--- Exercise aim ---
Where in the data below does the word "JSON" appear? Copy every line that has it.

--- Items listed in a dataset ---

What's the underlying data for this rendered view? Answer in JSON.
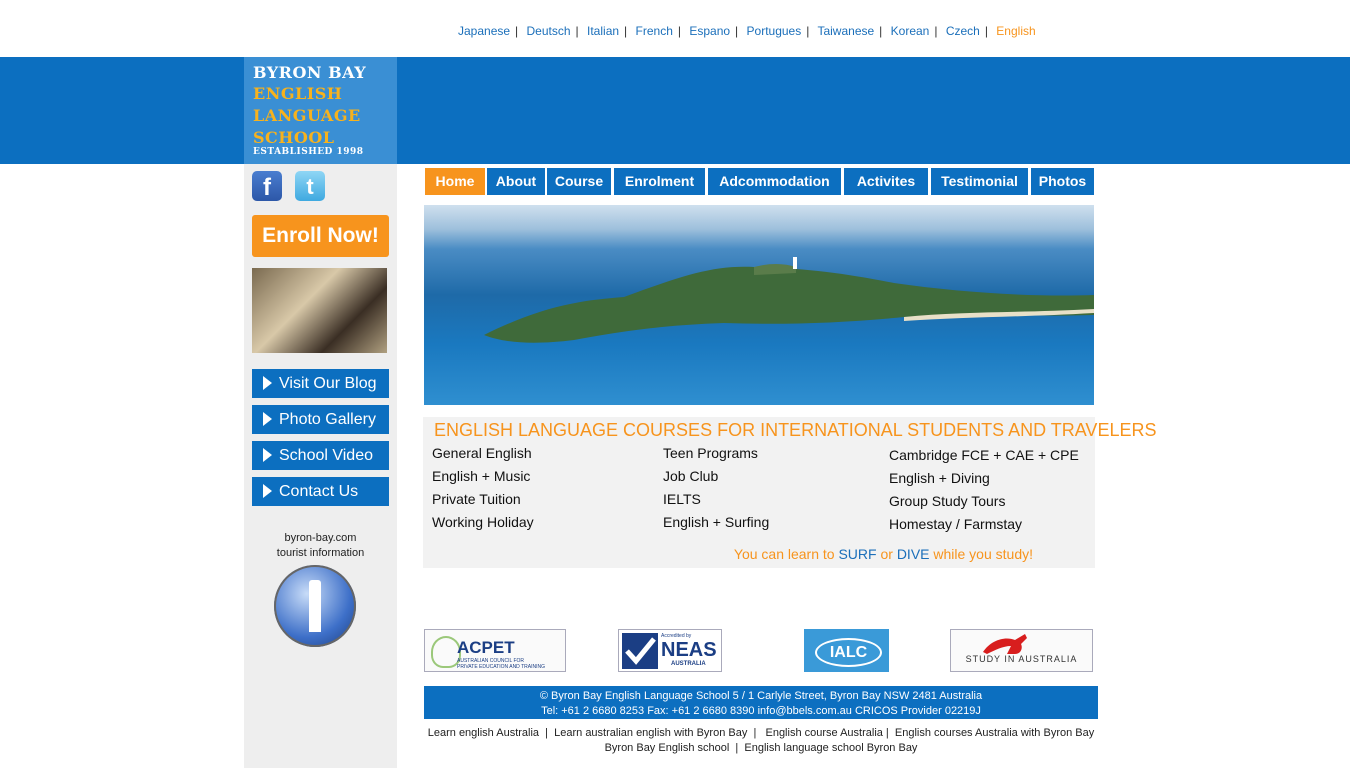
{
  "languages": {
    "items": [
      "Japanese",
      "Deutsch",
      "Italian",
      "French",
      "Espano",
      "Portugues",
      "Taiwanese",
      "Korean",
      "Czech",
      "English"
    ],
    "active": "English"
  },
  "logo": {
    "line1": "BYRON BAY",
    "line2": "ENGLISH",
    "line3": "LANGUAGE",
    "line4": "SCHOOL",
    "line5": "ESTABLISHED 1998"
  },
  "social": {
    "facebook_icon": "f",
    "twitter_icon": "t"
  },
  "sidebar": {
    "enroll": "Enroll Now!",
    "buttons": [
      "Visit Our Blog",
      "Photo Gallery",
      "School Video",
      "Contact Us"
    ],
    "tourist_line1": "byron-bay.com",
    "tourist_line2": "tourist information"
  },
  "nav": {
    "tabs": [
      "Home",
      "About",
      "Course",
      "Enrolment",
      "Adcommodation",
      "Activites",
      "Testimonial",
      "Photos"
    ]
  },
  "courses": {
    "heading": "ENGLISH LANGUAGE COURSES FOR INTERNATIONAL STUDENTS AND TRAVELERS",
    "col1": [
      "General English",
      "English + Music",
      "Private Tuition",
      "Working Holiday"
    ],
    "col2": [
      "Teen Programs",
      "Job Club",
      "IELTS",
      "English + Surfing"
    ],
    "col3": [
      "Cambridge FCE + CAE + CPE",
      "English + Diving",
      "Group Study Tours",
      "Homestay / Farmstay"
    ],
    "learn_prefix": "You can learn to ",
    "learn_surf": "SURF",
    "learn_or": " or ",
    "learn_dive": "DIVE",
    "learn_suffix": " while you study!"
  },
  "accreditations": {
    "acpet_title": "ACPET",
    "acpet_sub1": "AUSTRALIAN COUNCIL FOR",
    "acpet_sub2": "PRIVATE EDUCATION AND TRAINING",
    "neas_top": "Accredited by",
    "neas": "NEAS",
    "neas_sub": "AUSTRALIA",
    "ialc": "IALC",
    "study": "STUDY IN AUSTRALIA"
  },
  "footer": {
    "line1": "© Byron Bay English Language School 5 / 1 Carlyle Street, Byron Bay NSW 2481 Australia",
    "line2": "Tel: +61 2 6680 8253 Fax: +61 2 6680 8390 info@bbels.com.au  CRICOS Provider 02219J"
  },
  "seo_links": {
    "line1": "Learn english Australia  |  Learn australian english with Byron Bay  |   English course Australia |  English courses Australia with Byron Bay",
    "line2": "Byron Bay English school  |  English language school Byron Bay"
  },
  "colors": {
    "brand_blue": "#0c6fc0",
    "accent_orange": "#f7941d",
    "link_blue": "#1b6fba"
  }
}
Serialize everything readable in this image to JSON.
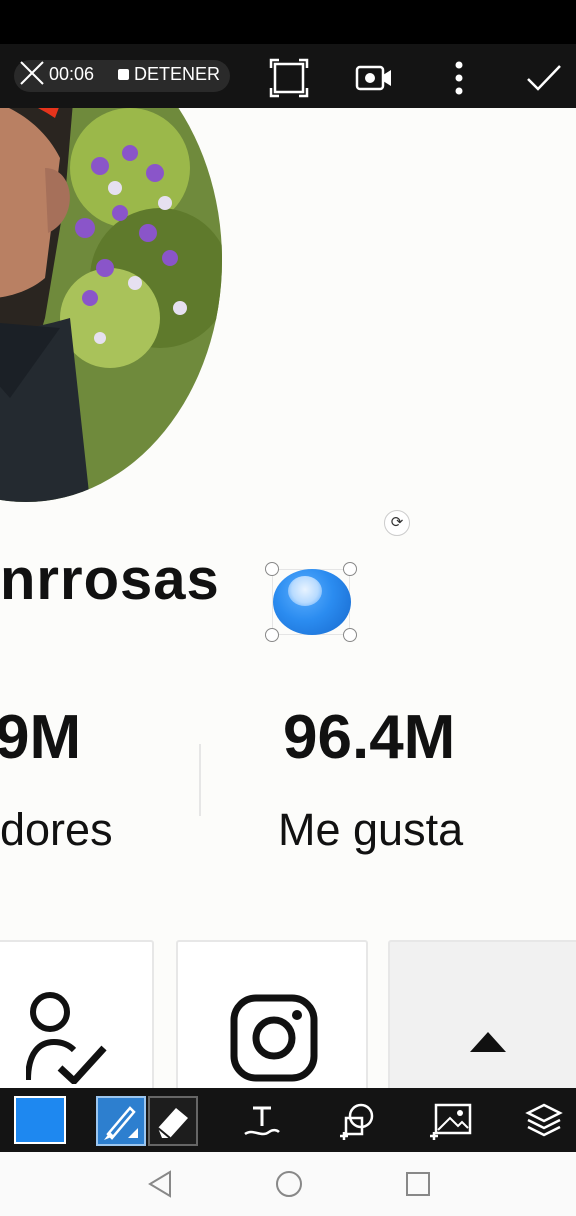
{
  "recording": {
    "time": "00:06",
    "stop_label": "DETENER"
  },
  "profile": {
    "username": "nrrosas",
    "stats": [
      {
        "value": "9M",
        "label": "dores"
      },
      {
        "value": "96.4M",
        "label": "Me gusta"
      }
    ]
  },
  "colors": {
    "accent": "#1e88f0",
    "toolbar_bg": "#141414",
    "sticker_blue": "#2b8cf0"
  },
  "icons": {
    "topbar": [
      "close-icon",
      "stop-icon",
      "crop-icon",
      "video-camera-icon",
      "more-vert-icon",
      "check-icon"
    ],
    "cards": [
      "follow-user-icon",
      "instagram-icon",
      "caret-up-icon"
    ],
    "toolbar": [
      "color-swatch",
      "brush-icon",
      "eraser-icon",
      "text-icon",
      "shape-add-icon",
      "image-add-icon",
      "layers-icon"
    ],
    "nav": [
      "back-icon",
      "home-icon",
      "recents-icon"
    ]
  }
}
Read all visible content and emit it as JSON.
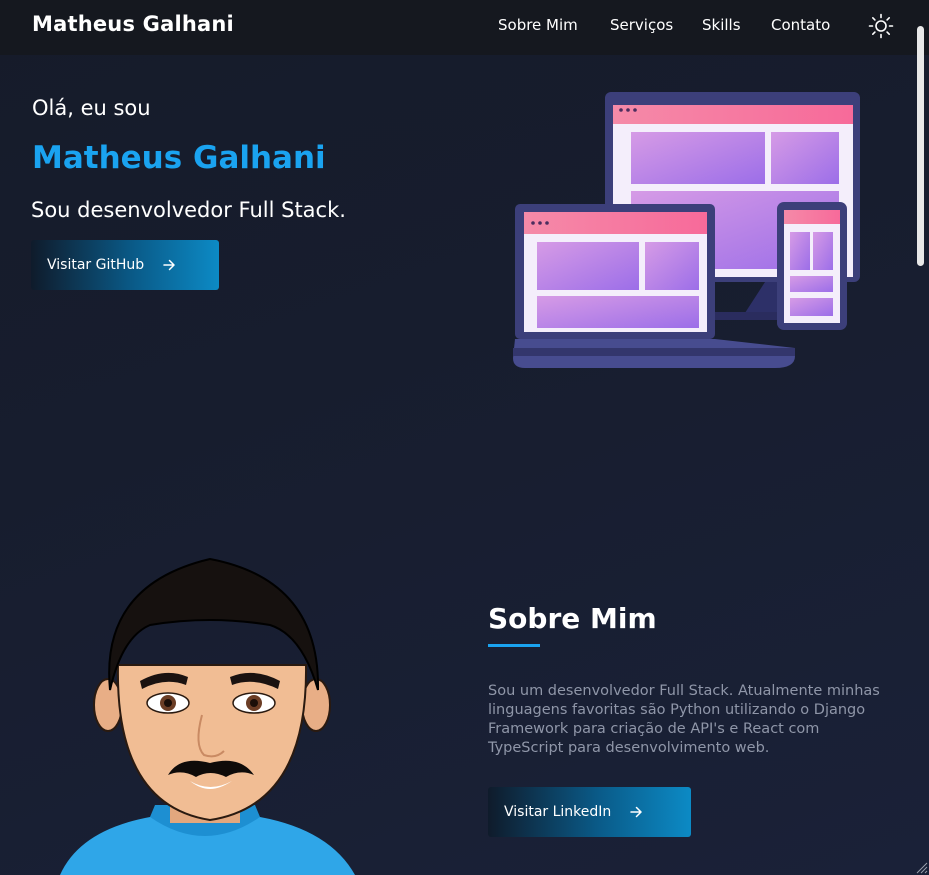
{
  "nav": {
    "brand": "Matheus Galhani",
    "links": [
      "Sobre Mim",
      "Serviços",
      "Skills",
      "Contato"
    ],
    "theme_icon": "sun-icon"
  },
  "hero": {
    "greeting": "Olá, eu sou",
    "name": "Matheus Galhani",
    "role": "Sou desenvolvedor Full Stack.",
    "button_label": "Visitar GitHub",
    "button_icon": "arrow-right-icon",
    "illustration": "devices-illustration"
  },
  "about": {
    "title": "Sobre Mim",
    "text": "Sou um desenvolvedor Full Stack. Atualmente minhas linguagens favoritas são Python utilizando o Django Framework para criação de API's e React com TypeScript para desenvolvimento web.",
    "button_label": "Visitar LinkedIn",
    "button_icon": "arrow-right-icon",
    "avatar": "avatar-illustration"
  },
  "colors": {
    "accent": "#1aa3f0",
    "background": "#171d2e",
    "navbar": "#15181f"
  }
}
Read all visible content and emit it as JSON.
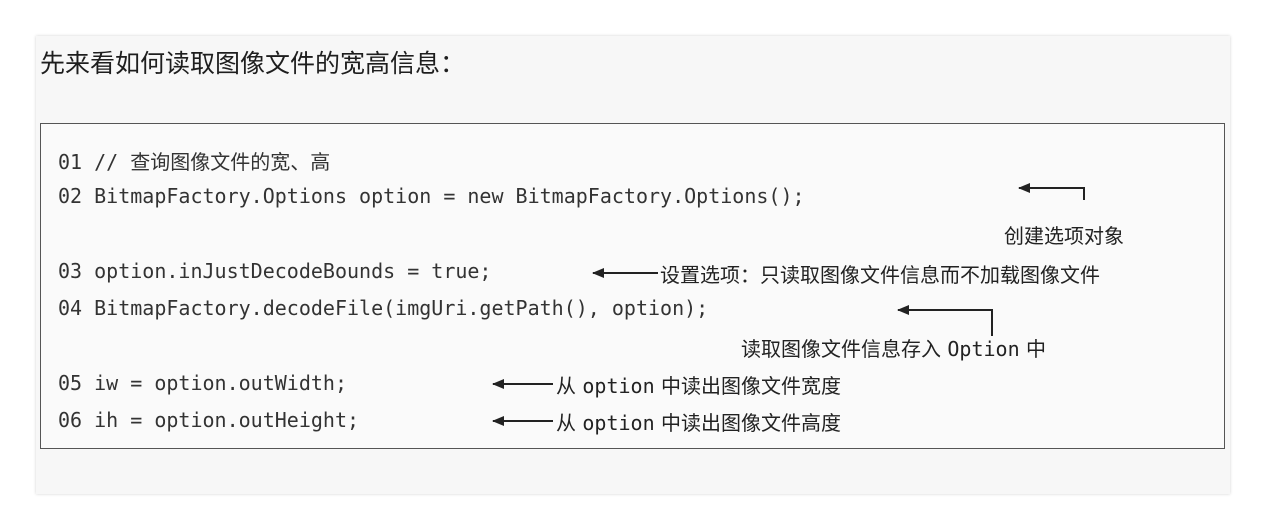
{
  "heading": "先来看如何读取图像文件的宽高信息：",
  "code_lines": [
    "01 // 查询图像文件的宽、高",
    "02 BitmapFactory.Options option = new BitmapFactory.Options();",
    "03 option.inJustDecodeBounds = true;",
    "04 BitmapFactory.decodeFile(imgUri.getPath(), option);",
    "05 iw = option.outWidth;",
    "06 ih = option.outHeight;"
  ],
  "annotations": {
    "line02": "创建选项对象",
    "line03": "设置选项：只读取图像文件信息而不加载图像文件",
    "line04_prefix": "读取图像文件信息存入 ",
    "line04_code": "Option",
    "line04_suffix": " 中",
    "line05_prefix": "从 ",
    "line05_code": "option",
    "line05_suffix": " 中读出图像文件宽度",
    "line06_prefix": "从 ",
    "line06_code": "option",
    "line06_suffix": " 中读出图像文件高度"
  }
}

--- Result ---
What's the underlying data for this rendered view? Answer in JSON.
Serialize everything readable in this image to JSON.
Read all visible content and emit it as JSON.
Read all visible content and emit it as JSON.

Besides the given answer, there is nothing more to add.